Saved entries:
* * * *
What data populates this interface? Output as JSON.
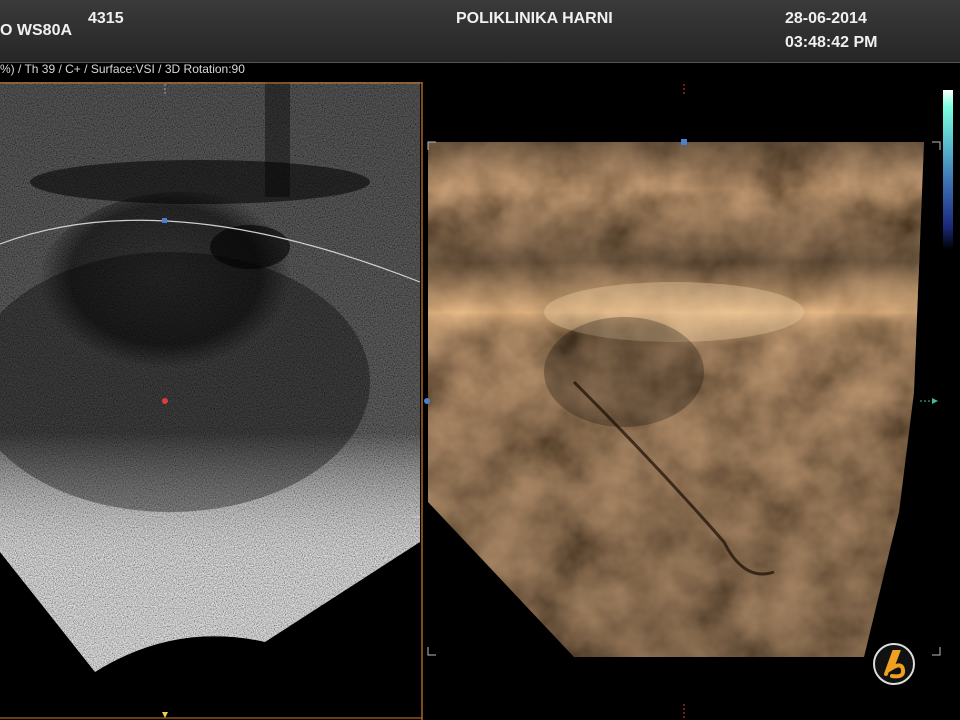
{
  "header": {
    "model": "O WS80A",
    "patient_id": "4315",
    "institution": "POLIKLINIKA HARNI",
    "date": "28-06-2014",
    "time": "03:48:42 PM"
  },
  "params_line": "%) / Th 39 / C+ / Surface:VSI / 3D Rotation:90",
  "colors": {
    "header_bg": "#2e2e2e",
    "accent_frame": "#d47a2a",
    "cursor_blue": "#4a7fd0",
    "cursor_red": "#e03a3a",
    "marker_yellow": "#e8d44a",
    "grayscale_bar_top": "#7fffe0",
    "grayscale_bar_bottom": "#1a2a7a"
  },
  "icons": {
    "logo": "samsung-medison-logo-icon"
  }
}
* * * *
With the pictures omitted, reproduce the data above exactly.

*ANSWER FOR THIS EXERCISE:*
What data populates this interface? Output as JSON.
{
  "header": {
    "model": "O WS80A",
    "patient_id": "4315",
    "institution": "POLIKLINIKA HARNI",
    "date": "28-06-2014",
    "time": "03:48:42 PM"
  },
  "params_line": "%) / Th 39 / C+ / Surface:VSI / 3D Rotation:90",
  "colors": {
    "header_bg": "#2e2e2e",
    "accent_frame": "#d47a2a",
    "cursor_blue": "#4a7fd0",
    "cursor_red": "#e03a3a",
    "marker_yellow": "#e8d44a",
    "grayscale_bar_top": "#7fffe0",
    "grayscale_bar_bottom": "#1a2a7a"
  },
  "icons": {
    "logo": "samsung-medison-logo-icon"
  }
}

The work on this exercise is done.